Check every line below for the word "understand" and copy each one that has it.

Exercise inputs section start

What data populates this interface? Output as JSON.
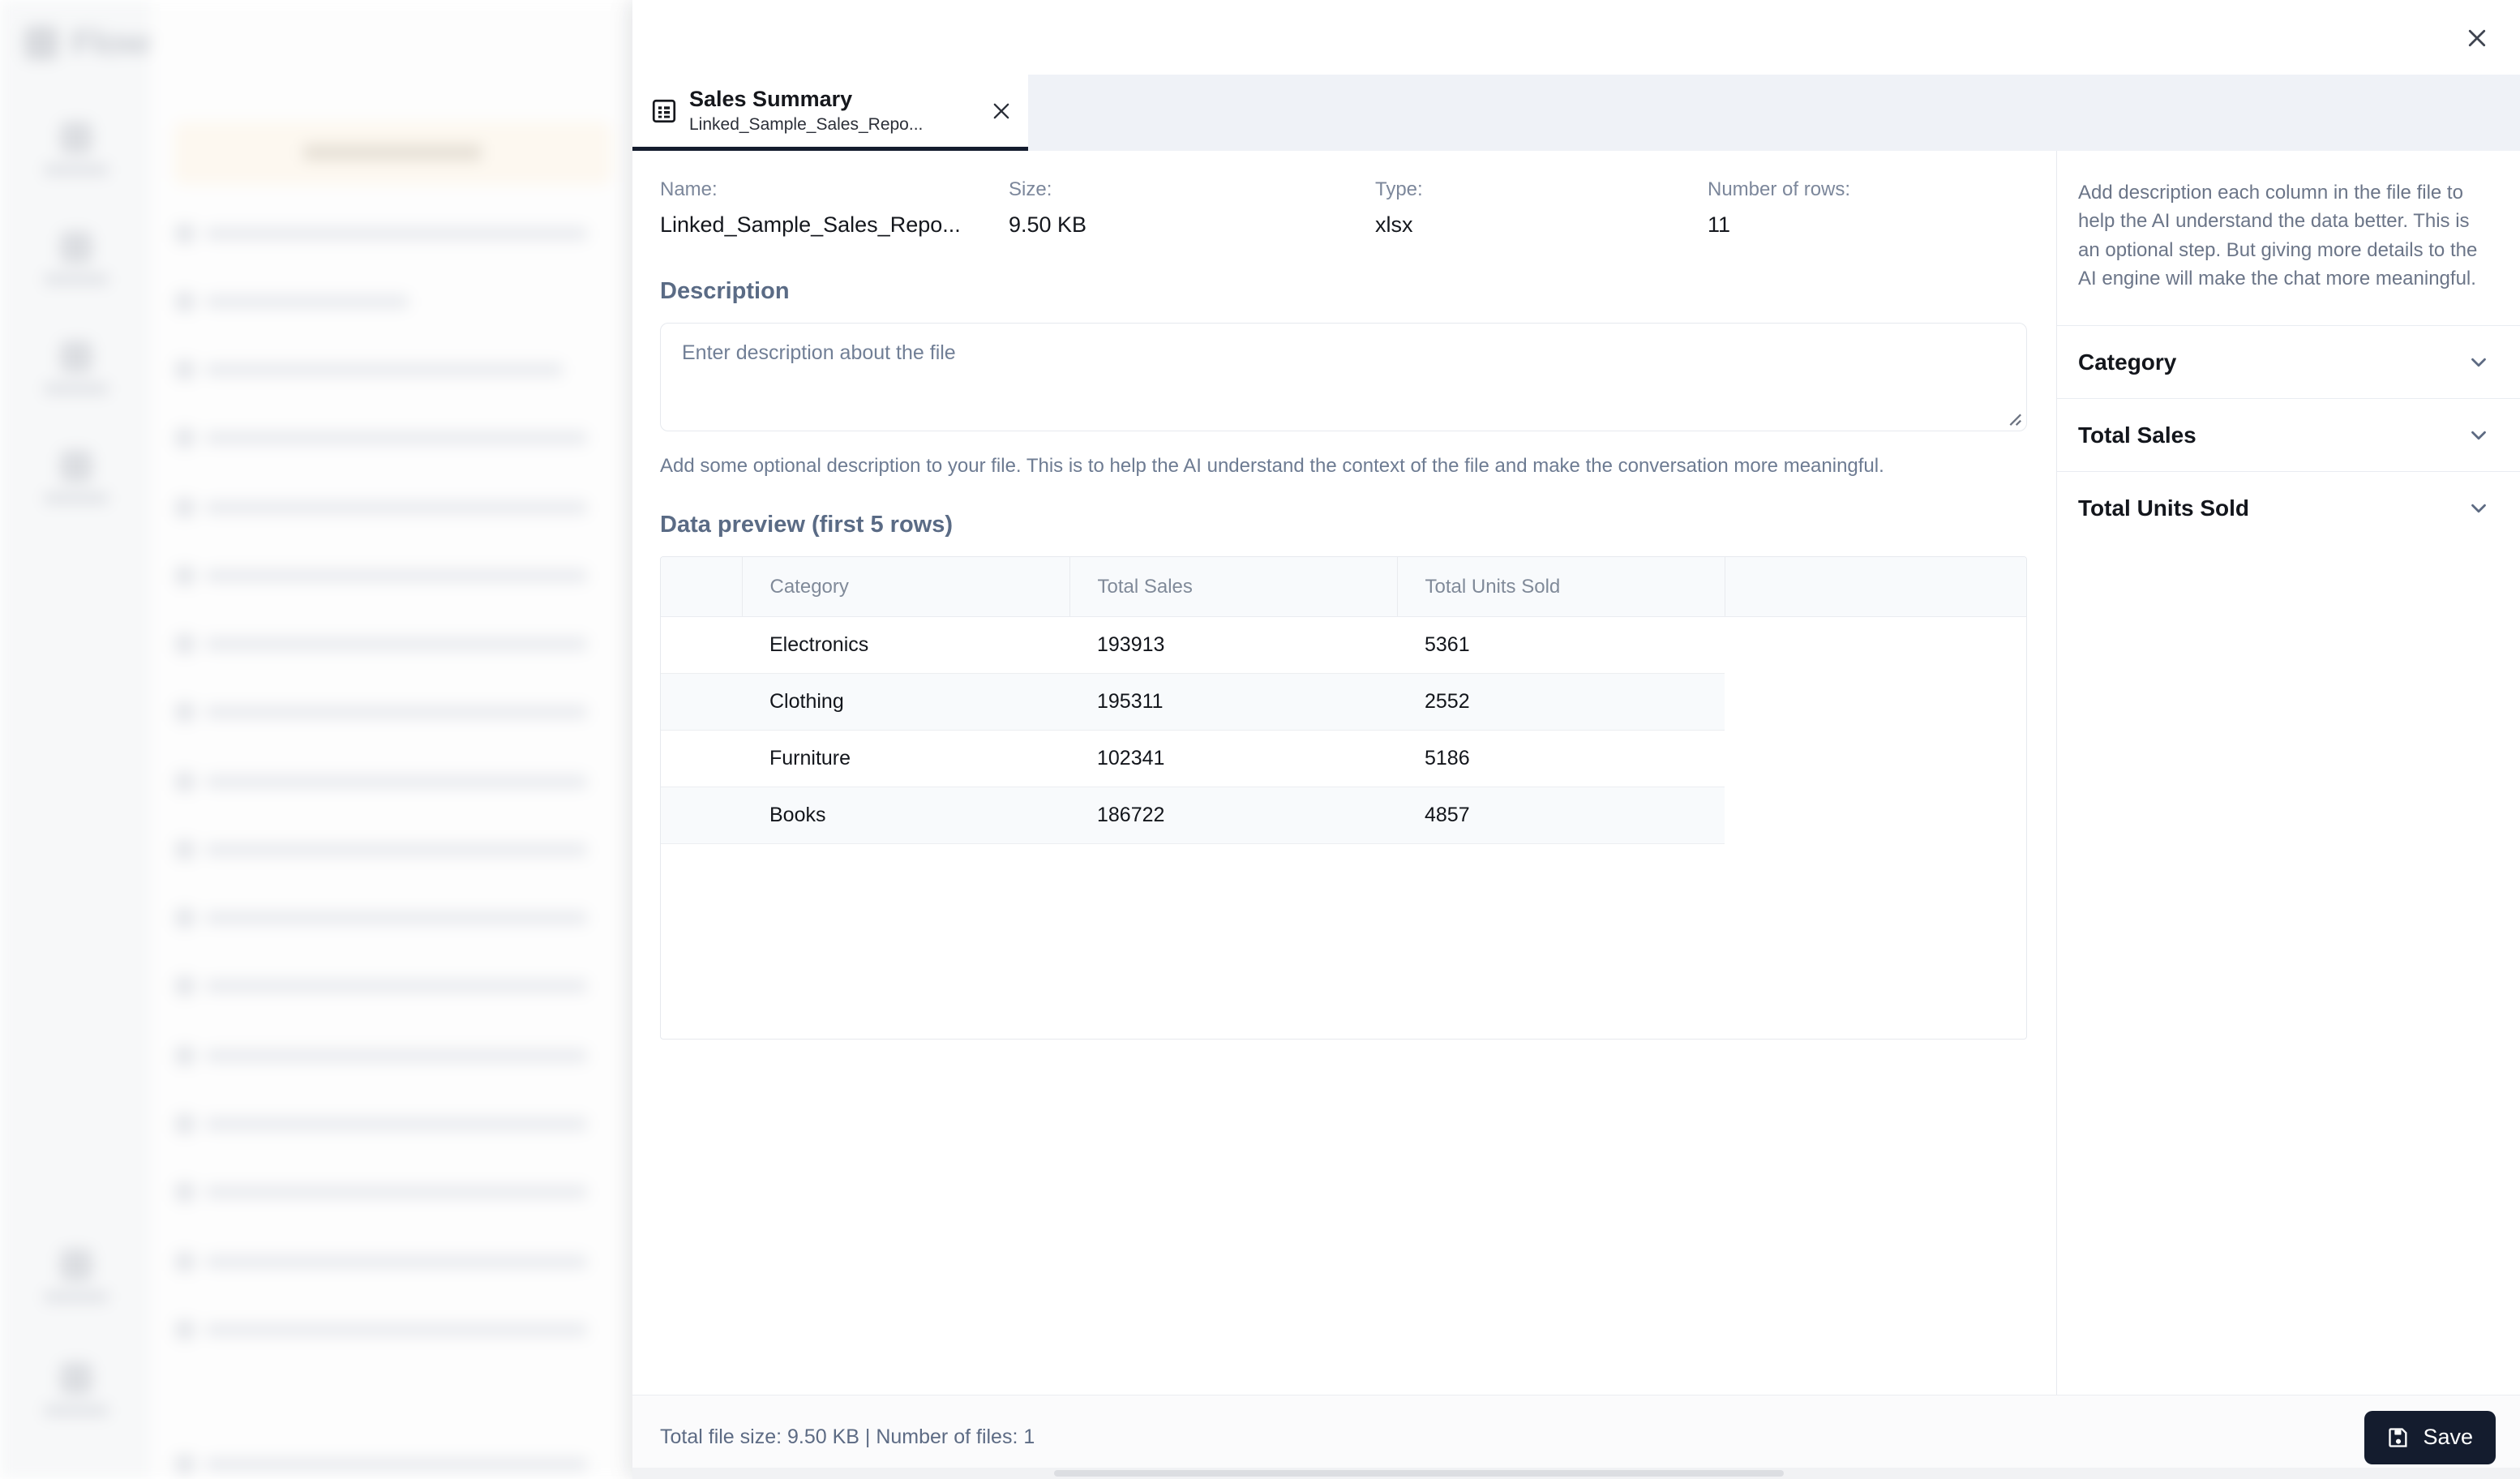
{
  "background": {
    "logo_text": "Flowtrail",
    "new_chat_label": "New Chat",
    "rail_items": [
      {
        "label": "Chats"
      },
      {
        "label": "Database"
      },
      {
        "label": "Queries"
      },
      {
        "label": "Settings"
      },
      {
        "label": "Alerts"
      },
      {
        "label": "Help"
      }
    ],
    "chat_items": [
      "Create a graph based on the cus...",
      "Give sales overview",
      "Give slots for profit margin cat...",
      "Create a graph based on the cus...",
      "Create a graph based on the cus...",
      "Create a graph based on the cus...",
      "Create a graph based on the cus...",
      "Create a graph based on the cus...",
      "Create a graph based on the cus...",
      "Create a graph based on the cus...",
      "Create a graph based on the cus...",
      "Create a graph based on the cus...",
      "Create a graph based on the cus...",
      "Create a graph based on the cus...",
      "Create a graph based on the cus..."
    ]
  },
  "tab": {
    "title": "Sales Summary",
    "subtitle": "Linked_Sample_Sales_Repo...",
    "icon": "spreadsheet-icon",
    "close_icon": "close-icon"
  },
  "meta": {
    "name_label": "Name:",
    "name_value": "Linked_Sample_Sales_Repo...",
    "size_label": "Size:",
    "size_value": "9.50 KB",
    "type_label": "Type:",
    "type_value": "xlsx",
    "rows_label": "Number of rows:",
    "rows_value": "11"
  },
  "description": {
    "heading": "Description",
    "placeholder": "Enter description about the file",
    "value": "",
    "help": "Add some optional description to your file. This is to help the AI understand the context of the file and make the conversation more meaningful."
  },
  "preview": {
    "heading": "Data preview (first 5 rows)",
    "columns": [
      "",
      "Category",
      "Total Sales",
      "Total Units Sold",
      ""
    ],
    "rows": [
      {
        "category": "Electronics",
        "total_sales": "193913",
        "total_units_sold": "5361"
      },
      {
        "category": "Clothing",
        "total_sales": "195311",
        "total_units_sold": "2552"
      },
      {
        "category": "Furniture",
        "total_sales": "102341",
        "total_units_sold": "5186"
      },
      {
        "category": "Books",
        "total_sales": "186722",
        "total_units_sold": "4857"
      }
    ]
  },
  "side_panel": {
    "help": "Add description each column in the file file to help the AI understand the data better. This is an optional step. But giving more details to the AI engine will make the chat more meaningful.",
    "accordions": [
      {
        "label": "Category"
      },
      {
        "label": "Total Sales"
      },
      {
        "label": "Total Units Sold"
      }
    ]
  },
  "footer": {
    "status": "Total file size: 9.50 KB | Number of files: 1",
    "save_label": "Save"
  },
  "colors": {
    "accent_dark": "#141c2e",
    "tab_strip": "#eff2f7",
    "muted_text": "#6d7b92"
  }
}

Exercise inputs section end

- [Task output]:
    "help": "Add some optional description to your file. This is to help the AI understand the context of the file and make the conversation more meaningful."
    "help": "Add description each column in the file file to help the AI understand the data better. This is an optional step. But giving more details to the AI engine will make the chat more meaningful.",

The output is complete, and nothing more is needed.